Task goal:
Collect all lines from the listing that include the string "assets".

Listed entries:
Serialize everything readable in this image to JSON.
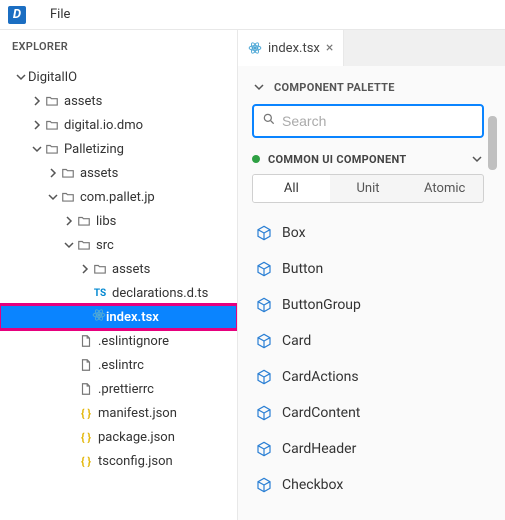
{
  "menu": {
    "file": "File"
  },
  "logo_letter": "D",
  "explorer": {
    "title": "EXPLORER",
    "tree": {
      "root": "DigitalIO",
      "assets": "assets",
      "dmo": "digital.io.dmo",
      "palletizing": "Palletizing",
      "p_assets": "assets",
      "com": "com.pallet.jp",
      "libs": "libs",
      "src": "src",
      "src_assets": "assets",
      "decl": "declarations.d.ts",
      "index_tsx": "index.tsx",
      "eslintignore": ".eslintignore",
      "eslintrc": ".eslintrc",
      "prettierrc": ".prettierrc",
      "manifest": "manifest.json",
      "package": "package.json",
      "tsconfig": "tsconfig.json"
    }
  },
  "tab": {
    "label": "index.tsx"
  },
  "palette": {
    "title": "COMPONENT PALETTE",
    "search_placeholder": "Search",
    "section": "COMMON UI COMPONENT",
    "seg": {
      "all": "All",
      "unit": "Unit",
      "atomic": "Atomic"
    },
    "items": [
      "Box",
      "Button",
      "ButtonGroup",
      "Card",
      "CardActions",
      "CardContent",
      "CardHeader",
      "Checkbox"
    ]
  }
}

Final answer:
      "assets": "assets",
      "p_assets": "assets",
      "src_assets": "assets",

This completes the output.